The world outside still continues humiliating her calling her “Mrs. Merchant” [1, p. 65-67] more than once, but Katerina “did not attempt to defend herself” [1, p. 67]. Nonetheless, until the last moment she tries to fight against the menacing waves of the Volga in front of her, but there was no “prayer” she could remember. The only words she could mutter recalled memories of “long autumn nights” mixed with the horror of crimes committed. She tried, in a last desperate gesture, to escape from the fury of evil, which was going to break out “her arms once or twice stretched out nobody knew where into space and then dropped to her sides again” [1, p. 68]. No painter could ever have represented human desperation in such a worst deep darkness with not even a little spark of light far away. There was no possible future, no comfort for Katerina.  

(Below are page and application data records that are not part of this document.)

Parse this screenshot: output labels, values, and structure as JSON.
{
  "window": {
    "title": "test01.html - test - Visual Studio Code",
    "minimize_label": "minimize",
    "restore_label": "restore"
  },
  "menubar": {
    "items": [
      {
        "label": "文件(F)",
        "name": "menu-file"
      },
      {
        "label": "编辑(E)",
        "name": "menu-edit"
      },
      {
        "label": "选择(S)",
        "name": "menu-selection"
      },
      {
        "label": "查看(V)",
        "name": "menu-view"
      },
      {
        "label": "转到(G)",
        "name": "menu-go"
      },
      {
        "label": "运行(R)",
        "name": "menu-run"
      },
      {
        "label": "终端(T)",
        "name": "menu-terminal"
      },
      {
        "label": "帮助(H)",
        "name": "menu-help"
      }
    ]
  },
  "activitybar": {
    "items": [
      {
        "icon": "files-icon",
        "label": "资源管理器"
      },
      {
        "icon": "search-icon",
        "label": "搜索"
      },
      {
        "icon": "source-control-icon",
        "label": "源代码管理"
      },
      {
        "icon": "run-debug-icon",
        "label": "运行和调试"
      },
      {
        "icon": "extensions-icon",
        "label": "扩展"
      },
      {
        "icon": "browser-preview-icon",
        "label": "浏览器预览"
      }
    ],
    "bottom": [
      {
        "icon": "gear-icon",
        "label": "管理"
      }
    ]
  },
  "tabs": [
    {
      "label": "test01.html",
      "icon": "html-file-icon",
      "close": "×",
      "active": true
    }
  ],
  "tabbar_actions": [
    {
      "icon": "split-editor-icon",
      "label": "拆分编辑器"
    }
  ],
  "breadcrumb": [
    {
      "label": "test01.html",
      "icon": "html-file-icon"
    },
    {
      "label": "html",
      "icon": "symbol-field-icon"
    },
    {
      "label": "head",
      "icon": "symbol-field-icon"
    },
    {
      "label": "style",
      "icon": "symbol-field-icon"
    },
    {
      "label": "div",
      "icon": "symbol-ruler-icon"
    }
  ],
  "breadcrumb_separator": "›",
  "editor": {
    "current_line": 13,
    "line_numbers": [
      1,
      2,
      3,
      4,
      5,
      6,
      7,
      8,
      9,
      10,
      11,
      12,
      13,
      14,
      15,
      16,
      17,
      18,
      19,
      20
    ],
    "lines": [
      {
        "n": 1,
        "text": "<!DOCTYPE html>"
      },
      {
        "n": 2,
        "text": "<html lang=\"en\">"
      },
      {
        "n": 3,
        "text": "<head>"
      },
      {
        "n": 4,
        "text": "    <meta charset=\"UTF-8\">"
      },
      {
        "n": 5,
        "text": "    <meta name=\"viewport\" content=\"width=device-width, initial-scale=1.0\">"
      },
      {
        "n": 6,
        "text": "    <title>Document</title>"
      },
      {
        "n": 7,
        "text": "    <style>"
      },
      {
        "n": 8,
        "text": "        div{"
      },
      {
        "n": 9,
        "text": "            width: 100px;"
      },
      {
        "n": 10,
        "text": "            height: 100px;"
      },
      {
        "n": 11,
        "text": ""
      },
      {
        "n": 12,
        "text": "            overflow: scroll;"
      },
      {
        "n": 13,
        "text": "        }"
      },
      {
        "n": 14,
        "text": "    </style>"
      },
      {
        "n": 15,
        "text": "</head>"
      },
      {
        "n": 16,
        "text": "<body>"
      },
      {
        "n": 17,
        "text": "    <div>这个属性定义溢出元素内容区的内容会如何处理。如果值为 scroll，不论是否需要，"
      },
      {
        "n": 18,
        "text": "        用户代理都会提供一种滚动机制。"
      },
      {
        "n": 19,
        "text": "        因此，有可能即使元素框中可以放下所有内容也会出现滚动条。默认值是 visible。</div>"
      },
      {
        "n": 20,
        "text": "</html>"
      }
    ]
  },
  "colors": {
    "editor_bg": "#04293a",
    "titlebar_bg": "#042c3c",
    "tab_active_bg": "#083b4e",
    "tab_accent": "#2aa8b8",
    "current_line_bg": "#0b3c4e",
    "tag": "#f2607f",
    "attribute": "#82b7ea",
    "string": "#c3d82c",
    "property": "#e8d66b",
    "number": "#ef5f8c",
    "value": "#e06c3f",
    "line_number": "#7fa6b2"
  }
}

Job’s wife words are terribly recalled by Leskov on the scene of a tragic destiny: “Curse the day thou was born, and die” [1, p. 64]. Katerina was possessed by “something still more ugly”, than “simple bestiality” [1, p. 65]. In a minute Katerina was performing the last act of her existence: “Another minute and she swayed and, without taking her eyes out the dark waters, bent down, caught Sonia by the legs and with one single leap went overboard with her” [1, p. 68]. Sonia, her rival and she were the last victims of a serial of crimes. “Two seconds later… both of them went under” [1, p. 68]. 

Katerina’s, after a tiring and desperate struggle to escape from the cage where she had imprisoned  herself for five long years had collapsed in the meanders of conflicts between past, present and future. Lady Macbeth remained victim of herself on the final scene of terror.

Final comments on the tale 

I have read “Lady Makbeth of Mtsensk District” more than once with an incredible growing interest in understanding the enigmatic character that is Katerina. Later I have been able to watch some old movies inspired to the tale and made my considerations.

I have found movies mainly focused on the intricate story of two lovers  involved  in terrible crimes. The main character, Katerina is introduced as a young woman yawing about her house in solitude, but the passage from Katerina’s free simple childhood to her oppressive adult life as a married woman is missing. 

Quite good the presentation of the Russian social background in the 19th century, in particular the women’s conditions. Katerina’s tragedy is widely presented reporting the convicts’ sufferings during the march in Siberia and her desperation on the ferry. Very interesting the procession in the night of the monstrous murder of the child: terrific the contrast between the sacred and the sinful.

The movies are very valuable for scenes and costumes, which can be well appreciated by people who live so far from a land so wide and rich with natural beauties and traditions.

Leskov, anyway, gave a picture of contemporary Russian society in a literary form which goes further deeply inside a reality you can see from outside.

Obviously, a reading of the tale in mother tongue would allow the reader to enjoy further more Leskov’s richness and creativity in the use of the language.



1. Leskov N. The Enchanted Wanderer and other stories / Translated from the Russian by George H. Hanna. Moscow: Foreign Languages Publishing House, 1956. 346 p. 


Сведения об авторе:

Фуско Амедея – магистр филологии, учитель английского языка общеобразовательной школы города Аккадии (Аккадия, Италия).

Data about the author:

Fusco Amedea – Master of Philology, English teacher at Secondary School first degree Istituto Comprensivo Accadia (Accadia, Italy).

E-mail: amedeaf@yahoo.com.